The agreement between modelled and observed salinities is not as close as with temperature, particularly at the Fugløya-Bjørnøya section. There, the model produces a weaker, more saline coastal current. This error is largely attributable to the relatively low salinity Norwegian Coastal Current not being adequately spatially resolved at the southern open boundary with forcing from the 50 km resolution Large Area model. The more saline, less stratified model results near Bjørnøya may be caused by the simulated ice edge lying a few kilometres too far to the north.
The agreement between total simulated and observed sea ice cover during 10 months of the year is excellent. During summer, however, the model results show excessive melting of sea ice occurring in the northern Barents. While it was found that, as noted by Serreze et al. (1998), NCEP/NCAR Reanalysis cloud fraction is too low and that ISCCP cloud cover data is more realistic at high latitudes, it is clear from the Makshtas and Korsnes (2001) study that the ISCCP cloud fraction in the northern Barents marginal ice zone in summer is still too low. An improved parameterization for the effect of low cloud/fog over the Barents summer marginal ice zone on the radiation budget is required if the summer ice melting is to be reduced. The model results underestimate the ice cover in the central Barents region with a nearly constant offset. The negative bias is consistent with too much inflow of Atlantic Water into the Barents. The modelled ice cover in the central Barents does, however, closely follow the observed inter-annual fluctuations.

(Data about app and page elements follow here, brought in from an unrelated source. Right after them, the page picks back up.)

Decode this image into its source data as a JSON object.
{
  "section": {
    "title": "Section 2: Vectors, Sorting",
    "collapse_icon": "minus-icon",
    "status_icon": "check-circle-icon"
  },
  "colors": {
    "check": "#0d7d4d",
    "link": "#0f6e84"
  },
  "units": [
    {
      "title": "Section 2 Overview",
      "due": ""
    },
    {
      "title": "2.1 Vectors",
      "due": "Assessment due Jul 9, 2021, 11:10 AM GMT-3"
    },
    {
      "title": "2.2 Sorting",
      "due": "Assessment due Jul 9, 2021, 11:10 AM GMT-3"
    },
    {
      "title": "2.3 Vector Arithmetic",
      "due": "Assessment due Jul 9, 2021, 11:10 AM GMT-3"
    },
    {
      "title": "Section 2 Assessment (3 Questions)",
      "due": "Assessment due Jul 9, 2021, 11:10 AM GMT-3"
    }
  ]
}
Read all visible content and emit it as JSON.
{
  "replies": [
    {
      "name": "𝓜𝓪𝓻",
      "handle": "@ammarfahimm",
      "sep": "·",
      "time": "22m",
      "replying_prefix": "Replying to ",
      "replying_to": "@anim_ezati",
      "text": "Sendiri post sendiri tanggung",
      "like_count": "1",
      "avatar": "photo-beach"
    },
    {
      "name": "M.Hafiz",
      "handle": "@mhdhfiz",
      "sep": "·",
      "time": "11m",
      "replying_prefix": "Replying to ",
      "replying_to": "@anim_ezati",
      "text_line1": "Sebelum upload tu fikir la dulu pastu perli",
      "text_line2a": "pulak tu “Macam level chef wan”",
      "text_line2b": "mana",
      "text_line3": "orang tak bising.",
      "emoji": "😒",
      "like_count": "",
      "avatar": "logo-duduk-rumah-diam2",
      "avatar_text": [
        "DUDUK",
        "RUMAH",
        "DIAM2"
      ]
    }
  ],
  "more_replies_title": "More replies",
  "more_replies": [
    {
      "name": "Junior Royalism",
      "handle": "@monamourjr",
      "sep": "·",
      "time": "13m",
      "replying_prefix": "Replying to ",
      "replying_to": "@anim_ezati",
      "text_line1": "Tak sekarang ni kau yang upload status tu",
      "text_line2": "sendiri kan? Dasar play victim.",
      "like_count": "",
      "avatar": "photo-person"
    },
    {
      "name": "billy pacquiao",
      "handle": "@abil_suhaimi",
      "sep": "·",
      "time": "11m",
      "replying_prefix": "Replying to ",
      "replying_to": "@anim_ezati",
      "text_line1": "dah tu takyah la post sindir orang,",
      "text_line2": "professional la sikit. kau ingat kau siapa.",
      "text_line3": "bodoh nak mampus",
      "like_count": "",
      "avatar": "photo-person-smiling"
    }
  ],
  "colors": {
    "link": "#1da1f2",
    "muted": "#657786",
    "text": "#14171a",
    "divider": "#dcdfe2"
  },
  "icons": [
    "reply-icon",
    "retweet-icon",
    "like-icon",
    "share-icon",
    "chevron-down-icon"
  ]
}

The computed net inflow volume flux across the Barents Opening is within 10% of that of the Maslowski et al. (2004) study, in which very different forcing fields were used. However, the computed Atlantic Water net inflow in this study is 1.67 times that estimated by Ingvaldsen et al. (2004b) from current meter moorings. This discrepancy could be largely attributable to uncertainty in the wind forcing fields in the western Barents/eastern Norwegian Sea. The sensitivity of the modelled Barents inflow to different forcing data sets is being examined in a study currently being conducted.

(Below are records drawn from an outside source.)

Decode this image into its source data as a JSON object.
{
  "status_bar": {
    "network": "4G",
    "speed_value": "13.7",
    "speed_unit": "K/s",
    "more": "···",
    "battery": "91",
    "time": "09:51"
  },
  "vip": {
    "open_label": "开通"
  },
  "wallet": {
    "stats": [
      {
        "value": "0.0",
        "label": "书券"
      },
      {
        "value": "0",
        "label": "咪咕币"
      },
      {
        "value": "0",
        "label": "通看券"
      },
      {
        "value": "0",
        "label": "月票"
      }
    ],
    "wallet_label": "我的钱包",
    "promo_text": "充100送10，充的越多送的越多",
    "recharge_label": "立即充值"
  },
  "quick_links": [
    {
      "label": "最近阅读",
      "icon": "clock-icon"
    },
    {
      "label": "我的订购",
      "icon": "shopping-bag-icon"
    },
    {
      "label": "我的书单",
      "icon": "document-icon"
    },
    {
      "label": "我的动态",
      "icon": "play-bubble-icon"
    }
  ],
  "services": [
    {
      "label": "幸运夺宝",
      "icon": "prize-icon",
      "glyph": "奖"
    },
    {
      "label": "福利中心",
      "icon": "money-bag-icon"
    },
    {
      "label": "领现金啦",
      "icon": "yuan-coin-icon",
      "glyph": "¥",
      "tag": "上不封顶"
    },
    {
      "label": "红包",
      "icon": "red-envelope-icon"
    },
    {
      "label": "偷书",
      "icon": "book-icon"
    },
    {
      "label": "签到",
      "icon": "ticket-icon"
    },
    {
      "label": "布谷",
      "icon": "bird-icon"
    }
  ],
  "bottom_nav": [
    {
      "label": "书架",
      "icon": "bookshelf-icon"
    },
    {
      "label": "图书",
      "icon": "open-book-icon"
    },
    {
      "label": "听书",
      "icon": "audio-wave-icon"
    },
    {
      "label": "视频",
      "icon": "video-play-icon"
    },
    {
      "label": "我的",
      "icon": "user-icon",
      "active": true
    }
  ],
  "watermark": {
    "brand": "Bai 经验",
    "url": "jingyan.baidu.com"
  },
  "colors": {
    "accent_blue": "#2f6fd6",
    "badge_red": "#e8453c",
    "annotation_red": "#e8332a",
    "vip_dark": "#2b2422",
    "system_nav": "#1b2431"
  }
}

The coupled model can be used to examine the role of ice freezing and melting processes in water mass formation and modification. The spatial distribution of ice freezing and melting zones is quite different with freezing taking place largely over banks and in shallow regions and melting occurring in the summer marginal ice zone and at the ice edge. Lateral ablation at the ice edge is very episodic over 5–8 day period and along discontinuous lines. Brines released during the freezing process are found to drain from the banks in plumes, forming a brine-enhanced high-salinity layer in troughs and depressions. The salt released during freezing exhibits considerable inter-annual variability and tends to follow the opposite trend to the net inflow volume flux at the Barents western entrance.
Overall, the coupled model produces realistic seasonal and inter-annual ice-ocean variability. The discrepancies with observations can largely be accounted for by uncertainties in the prescribed forcing fields. Thus, the model is demonstrated to be a viable tool for ocean climate dynamical downscaling purposes.
This work was supported by the Research Council of Norway Regional Climate development under global warming (RegClim) programme. This work has received support through the Programme for Supercomputing of the Research Council of Norway through a grant of computing time. I wish to thank Randi Ingvaldsen for making available her processed hydrographic section data and sharing her insight into circulation processes in the western Barents. I also wish to thank Jens Debernard and Øyvind Sætra for making available their EVP ice dynamics code and to Sirpa Häkkinen for making available her ice thermodynamics code.